**WORK TO COMPLETE:** Count every line in the following entries where the word "text" appears. Give the count alone.

**INPUT RECORDS:**
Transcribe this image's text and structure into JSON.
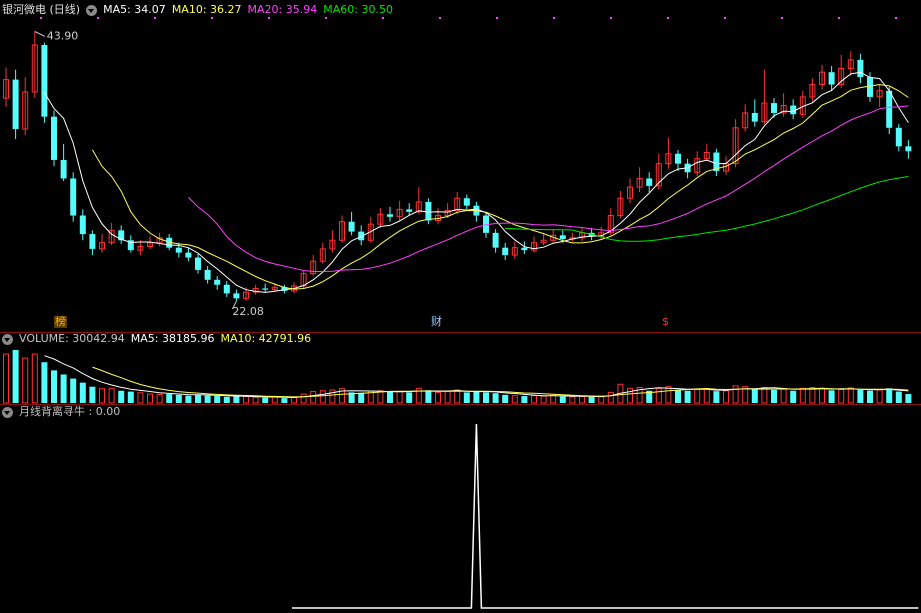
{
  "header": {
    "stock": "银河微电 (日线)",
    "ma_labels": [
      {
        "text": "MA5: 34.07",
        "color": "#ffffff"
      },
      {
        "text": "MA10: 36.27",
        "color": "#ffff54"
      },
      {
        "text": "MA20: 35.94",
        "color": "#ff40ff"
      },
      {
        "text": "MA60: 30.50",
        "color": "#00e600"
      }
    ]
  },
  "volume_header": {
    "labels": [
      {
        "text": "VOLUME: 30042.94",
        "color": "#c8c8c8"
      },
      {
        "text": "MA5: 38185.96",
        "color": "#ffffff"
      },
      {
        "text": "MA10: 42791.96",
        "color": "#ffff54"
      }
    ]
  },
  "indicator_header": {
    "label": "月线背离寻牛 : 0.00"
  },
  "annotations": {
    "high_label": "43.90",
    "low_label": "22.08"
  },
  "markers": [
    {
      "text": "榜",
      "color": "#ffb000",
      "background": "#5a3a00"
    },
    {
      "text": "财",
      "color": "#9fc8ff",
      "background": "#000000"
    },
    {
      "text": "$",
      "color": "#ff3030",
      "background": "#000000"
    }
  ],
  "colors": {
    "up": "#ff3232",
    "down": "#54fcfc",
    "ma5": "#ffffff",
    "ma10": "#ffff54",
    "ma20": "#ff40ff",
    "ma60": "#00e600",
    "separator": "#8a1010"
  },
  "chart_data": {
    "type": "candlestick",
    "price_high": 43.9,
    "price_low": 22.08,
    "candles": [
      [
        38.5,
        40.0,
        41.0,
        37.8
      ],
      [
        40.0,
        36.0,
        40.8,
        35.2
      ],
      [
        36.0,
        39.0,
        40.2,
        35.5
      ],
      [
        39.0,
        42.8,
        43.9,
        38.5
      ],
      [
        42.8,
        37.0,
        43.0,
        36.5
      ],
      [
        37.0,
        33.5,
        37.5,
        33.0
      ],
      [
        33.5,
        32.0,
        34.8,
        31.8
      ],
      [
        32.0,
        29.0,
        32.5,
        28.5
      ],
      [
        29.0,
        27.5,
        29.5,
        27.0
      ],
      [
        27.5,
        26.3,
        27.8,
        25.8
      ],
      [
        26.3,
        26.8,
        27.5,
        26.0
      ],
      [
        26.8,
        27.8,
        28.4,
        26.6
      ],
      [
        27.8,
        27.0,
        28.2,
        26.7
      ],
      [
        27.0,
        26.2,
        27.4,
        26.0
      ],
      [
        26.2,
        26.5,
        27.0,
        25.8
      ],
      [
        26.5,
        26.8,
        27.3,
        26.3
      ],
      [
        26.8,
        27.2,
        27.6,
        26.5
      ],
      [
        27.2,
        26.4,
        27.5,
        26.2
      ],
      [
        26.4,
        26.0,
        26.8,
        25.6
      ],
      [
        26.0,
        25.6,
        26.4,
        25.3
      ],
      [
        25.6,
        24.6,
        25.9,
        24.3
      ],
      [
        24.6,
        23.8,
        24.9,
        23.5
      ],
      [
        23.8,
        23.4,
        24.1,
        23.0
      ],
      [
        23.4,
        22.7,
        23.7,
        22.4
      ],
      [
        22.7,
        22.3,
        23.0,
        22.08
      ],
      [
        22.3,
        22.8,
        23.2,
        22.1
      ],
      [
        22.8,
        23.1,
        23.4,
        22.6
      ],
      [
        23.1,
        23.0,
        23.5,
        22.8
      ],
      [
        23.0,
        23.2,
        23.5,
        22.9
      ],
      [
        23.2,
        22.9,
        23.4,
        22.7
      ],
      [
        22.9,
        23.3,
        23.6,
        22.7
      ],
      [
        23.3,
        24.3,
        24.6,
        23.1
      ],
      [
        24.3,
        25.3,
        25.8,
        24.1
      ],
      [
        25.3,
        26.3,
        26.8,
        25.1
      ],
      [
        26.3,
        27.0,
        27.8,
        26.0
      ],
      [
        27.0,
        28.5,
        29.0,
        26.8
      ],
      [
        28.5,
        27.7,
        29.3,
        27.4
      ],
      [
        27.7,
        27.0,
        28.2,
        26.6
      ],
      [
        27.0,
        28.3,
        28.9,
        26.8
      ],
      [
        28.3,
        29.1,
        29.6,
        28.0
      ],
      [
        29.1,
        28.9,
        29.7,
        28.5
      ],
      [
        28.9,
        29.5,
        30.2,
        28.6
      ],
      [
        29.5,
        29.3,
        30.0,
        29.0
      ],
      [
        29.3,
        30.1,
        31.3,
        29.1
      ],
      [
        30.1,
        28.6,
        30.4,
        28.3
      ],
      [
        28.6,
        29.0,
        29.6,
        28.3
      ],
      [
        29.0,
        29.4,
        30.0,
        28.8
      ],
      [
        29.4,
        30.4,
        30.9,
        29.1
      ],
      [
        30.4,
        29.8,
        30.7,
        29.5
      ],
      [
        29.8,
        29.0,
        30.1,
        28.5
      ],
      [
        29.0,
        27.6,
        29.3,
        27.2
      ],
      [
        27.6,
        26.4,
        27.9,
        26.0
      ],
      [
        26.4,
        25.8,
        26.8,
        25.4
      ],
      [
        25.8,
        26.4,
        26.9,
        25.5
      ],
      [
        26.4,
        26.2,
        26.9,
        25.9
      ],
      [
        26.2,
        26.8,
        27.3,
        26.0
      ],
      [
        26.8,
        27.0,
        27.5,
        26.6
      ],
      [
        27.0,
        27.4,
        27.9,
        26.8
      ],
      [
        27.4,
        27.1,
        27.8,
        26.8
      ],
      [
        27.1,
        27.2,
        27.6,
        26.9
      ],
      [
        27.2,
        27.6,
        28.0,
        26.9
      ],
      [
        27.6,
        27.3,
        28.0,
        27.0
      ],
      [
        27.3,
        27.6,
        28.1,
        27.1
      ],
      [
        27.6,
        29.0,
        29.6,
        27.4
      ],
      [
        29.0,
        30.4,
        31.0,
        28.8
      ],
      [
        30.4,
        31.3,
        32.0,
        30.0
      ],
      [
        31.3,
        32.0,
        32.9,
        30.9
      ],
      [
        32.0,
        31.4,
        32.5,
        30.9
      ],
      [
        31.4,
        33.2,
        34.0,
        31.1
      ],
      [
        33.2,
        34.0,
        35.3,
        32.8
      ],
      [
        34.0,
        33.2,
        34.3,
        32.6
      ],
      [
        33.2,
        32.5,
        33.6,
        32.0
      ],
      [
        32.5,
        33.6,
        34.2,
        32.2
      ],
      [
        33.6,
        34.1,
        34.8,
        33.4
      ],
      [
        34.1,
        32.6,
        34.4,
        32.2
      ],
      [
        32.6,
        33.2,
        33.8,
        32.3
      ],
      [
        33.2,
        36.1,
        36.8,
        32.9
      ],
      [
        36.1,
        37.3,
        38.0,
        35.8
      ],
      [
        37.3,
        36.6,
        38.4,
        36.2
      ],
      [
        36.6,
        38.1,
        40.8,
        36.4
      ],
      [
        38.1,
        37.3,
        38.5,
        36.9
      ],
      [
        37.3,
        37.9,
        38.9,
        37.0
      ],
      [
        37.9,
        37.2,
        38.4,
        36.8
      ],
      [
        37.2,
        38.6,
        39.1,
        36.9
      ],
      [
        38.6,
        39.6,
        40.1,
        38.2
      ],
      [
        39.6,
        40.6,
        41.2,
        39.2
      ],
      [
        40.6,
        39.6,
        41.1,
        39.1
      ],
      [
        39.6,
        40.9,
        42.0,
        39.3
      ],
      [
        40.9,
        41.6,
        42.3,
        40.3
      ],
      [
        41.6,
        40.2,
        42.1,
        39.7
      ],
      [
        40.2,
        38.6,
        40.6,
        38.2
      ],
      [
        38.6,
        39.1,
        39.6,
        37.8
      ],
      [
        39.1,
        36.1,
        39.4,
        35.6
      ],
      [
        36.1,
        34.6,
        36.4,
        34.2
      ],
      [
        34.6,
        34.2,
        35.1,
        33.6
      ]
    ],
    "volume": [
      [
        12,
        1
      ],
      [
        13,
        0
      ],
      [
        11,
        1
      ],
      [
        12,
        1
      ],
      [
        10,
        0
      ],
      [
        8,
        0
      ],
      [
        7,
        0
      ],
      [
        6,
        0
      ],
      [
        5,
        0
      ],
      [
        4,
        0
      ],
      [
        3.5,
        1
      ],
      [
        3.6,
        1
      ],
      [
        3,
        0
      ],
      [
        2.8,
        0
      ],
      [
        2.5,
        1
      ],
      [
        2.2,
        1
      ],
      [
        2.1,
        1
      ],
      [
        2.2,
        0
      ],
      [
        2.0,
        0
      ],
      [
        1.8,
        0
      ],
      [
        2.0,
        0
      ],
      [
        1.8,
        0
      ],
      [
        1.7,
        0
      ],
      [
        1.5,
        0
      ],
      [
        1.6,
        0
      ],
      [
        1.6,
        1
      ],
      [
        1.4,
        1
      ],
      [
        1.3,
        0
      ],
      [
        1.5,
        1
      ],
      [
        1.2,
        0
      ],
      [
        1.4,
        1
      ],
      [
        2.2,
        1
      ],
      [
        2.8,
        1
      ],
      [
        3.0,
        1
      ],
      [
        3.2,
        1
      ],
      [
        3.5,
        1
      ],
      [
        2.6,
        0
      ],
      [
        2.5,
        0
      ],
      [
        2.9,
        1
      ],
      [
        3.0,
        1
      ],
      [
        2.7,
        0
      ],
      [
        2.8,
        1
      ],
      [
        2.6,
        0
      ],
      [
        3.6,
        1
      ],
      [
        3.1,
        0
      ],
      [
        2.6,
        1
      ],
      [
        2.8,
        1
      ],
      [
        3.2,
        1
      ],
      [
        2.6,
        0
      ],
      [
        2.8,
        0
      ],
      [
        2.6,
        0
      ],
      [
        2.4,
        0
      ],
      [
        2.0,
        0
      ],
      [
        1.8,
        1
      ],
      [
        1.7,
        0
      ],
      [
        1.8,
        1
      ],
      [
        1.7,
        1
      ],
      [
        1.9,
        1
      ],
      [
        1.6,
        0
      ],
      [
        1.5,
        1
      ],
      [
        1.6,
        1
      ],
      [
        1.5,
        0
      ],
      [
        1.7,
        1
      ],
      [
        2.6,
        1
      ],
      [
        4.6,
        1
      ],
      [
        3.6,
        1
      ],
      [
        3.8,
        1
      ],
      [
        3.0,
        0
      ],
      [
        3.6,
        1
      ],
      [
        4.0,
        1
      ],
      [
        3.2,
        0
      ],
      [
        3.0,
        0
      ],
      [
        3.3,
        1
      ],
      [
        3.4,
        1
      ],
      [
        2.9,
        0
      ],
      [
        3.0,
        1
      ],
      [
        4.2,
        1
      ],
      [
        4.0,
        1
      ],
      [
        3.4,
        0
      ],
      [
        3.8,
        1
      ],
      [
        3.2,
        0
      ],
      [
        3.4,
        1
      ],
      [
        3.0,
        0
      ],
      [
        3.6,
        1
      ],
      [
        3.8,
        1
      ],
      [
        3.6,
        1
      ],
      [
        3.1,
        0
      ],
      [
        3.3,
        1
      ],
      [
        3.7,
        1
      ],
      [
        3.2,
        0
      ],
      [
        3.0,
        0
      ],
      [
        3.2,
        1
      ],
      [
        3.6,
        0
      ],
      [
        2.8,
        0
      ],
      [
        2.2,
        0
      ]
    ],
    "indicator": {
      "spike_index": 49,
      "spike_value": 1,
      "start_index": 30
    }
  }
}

**RESULT OF THIS TASK:** 11